Fortis acquires UNS Energy for $4.3 billion; EdF sells half of Texas wind project to UBS; SunEdison sells $1.2 billion in bonds and redeems $750 million in debt; plus equity and debt transactions totaling nearly $7 billion.
UNS Energy approved a definitive merger agreement with Fortis, Canada’s largest investor-owned gas and electric distribution utility, that calls for Fortis to acquire all of the outstanding common stock of UNS Energy for $60.25 per share in cash.

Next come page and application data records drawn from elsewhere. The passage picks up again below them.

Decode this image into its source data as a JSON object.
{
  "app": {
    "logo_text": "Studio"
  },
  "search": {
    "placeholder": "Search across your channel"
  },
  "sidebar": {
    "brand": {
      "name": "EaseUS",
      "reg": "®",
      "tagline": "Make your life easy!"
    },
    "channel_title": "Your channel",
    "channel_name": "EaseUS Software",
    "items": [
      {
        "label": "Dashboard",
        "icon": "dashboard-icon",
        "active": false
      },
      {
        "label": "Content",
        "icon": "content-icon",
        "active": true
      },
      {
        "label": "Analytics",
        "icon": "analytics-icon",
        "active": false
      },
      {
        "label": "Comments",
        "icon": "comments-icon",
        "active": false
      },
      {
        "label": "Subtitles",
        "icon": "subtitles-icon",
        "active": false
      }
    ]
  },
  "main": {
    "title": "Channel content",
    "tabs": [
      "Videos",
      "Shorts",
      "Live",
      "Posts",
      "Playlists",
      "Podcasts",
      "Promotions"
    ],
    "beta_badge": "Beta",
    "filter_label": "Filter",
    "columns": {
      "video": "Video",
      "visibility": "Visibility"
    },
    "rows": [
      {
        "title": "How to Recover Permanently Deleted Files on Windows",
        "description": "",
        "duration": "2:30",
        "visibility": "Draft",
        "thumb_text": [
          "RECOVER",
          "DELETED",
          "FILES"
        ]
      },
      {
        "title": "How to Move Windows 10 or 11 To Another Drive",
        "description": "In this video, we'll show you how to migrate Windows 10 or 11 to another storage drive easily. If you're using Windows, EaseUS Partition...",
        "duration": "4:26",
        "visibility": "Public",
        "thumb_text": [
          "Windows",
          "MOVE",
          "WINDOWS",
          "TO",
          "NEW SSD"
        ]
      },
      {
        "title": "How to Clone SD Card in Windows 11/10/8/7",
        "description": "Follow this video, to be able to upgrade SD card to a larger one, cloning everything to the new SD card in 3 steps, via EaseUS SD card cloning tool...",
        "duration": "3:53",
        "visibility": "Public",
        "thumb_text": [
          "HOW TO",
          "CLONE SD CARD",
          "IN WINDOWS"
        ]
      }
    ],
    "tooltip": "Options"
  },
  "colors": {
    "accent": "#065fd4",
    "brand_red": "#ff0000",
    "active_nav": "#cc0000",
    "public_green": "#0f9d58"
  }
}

The $4.3 billion transaction, which includes the assumption of approximately $1.8 billion in debt, would provide additional capital and new resources for UNS Energy’s subsidiaries, including Tucson Electric Power (TEP) and UniSource Energy Services (UES).
Finding that the proposed deal will bring “significant, tangible benefits” to jurisdictional ratepayers, the New York Public Service Commission approved the acquisition of CH Energy Group Inc. by Newfoundland-based Fortis Inc. CH Energy Group is the parent company of Central Hudson Gas & Electric Corporation, while Fortis is a utilities holding company with numerous subsidiaries and assets throughout Canada, Central America, and the Caribbean.
Utilities are enjoying some of the best financing terms anybody’s ever seen. Is the party winding down?
Conditions are ideal for utility financing—but not forever. Although interest rates remain low, policy changes weigh on capital structures.
(April 2012) MidAmerican Energy awarded a contract to Siemens Energy to supply wind turbines for its 407-MW project expansion. American Electric Power began operating the 580-MW Dresden natural gas-fired combined-cycle power plant. Duke Energy and ChinaHuaneng Group signed a three-year agreement expanding their research cooperation to include coal and carbon capture and sequestration technologies. And others...
Planning ahead in a low-cost gas market.
IIt’s ironic that in today’s market, as the cost of hedging against commodity price increases has declined, support for utility hedging programs has sunk to a historic low. The ideal time to hedge is when prices are low and markets are relatively calm, because that’s when hedging costs and risks are the lowest. Conversely, waiting until prices rise and markets become volatile will expose customers to higher costs. Convincing regulators to approve hedging programs now will require a collaborative approach to educating and enlisting support from stakeholders.